Shortly afterwards, other security forces joined them. Four or five IRGC Duska vehicles followed them. Those IRGC vehicles came from Mahshahr, and by 11:00 PM, all their cars had arrived. The men who got out of those vehicles wore matte green Basij and IRGC uniforms. The Duskas were stationed on the main road.
The Lors were beside us, the Turks were beside us, and the Arabs were with us, but all of them were of the same region. For instance, Ahmad Cheraghian, killed in those skirmishes, was of Bakhtiari origin and a Lor. When Ahmad returned to the city, they fired shots at him from a distance of 300-400 meters and killed him.
In our area, personnel carriers came in at noon on Monday – small personnel carriers fitted with Duska heavy machine guns, I saw a couple of them. Those personnel carriers were white luxury vehicles belonging to the IRGC and NOPO. There were too many wounded. The NOPO fired shots from the Duska heavy machine guns mounted on their cars and from Kalashnikovs and MP5s. They took the injured to the barracks instead of to the hospital. They took hundreds of wounded to the barracks who died and their families did not tell anyone because they were frightened.
When asked where their kids are, many families say they are drug addicts or have gone away, and they have no news of them. Some security institutions have put pressure on them to say those things or maybe have given them money. I know many families of the killed persons have not disclosed the truths about those killed in the reed beds. But I know the names of some of them. I even have the photographs of the graves of some of them. Ali Kahjeh al Buali, Ahmad Khajeh al Buali, Yusuf al Buebadi, Salam Amir Sanjaran, Ahmad Cheraghian, Abbas Manshouri Rahmani (Asakareh), Mohammad Khaledi, and Taher Alkhomais Achrash were all killed in that area. A Duska bullet shot Ahmad Cheraghi at 1:30 – 2:00 PM below Tanideh neighbourhood. I cannot name them. Children of many families are missing. No one knows anything about them. The Duska firing continued until 4:00 PM.

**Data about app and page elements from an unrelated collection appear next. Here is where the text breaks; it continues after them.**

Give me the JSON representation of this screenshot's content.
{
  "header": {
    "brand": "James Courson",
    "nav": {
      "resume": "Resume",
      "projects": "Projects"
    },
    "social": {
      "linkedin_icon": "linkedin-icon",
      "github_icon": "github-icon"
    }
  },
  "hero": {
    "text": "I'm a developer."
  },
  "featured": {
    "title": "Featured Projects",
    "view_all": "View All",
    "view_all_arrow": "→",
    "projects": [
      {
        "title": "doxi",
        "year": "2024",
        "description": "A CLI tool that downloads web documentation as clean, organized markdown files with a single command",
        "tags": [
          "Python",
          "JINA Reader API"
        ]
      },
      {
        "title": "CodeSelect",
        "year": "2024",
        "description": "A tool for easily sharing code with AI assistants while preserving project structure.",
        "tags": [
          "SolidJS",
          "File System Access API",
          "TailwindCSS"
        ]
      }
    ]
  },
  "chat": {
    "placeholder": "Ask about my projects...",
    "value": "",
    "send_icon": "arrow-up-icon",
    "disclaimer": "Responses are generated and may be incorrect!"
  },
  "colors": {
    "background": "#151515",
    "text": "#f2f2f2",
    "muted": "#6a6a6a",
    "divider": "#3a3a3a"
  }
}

Reza Sayyadi, one of the security men and the person in charge of the NOPO, was also shot between 10:30 AM – 3:00 PM. When a bullet hit him, he was on top of one of the Duska-mounted vehicles. The film was broadcast: one Duska drives backwards to get away and turns when the bullet hits Sayyadi. That is, the security men’s own bullet had struck him. However, they later blamed two persons named Abbas Shalishat Darris and Hossein Shalishat Darris. They forced them to confess that they had killed Sayyadi. However, when the expert came on the scene, he said the murderer had fired from his own (organisational) weapon. I learned this from the contacts I have. Several persons there said, “They brought Abbas and Hossein to the scene where the officer (Sayyadi) was shot. They said that the bullet that struck Sayyadi struck him from behind. Behind him were their security agents, but they blamed those two persons, asserting that they were terrorists and had weapons. The confession was extracted by force. Their death sentence has been issued.” Abbas has two children, I believe; he is about 45 years old. Hossein is about 25 years old.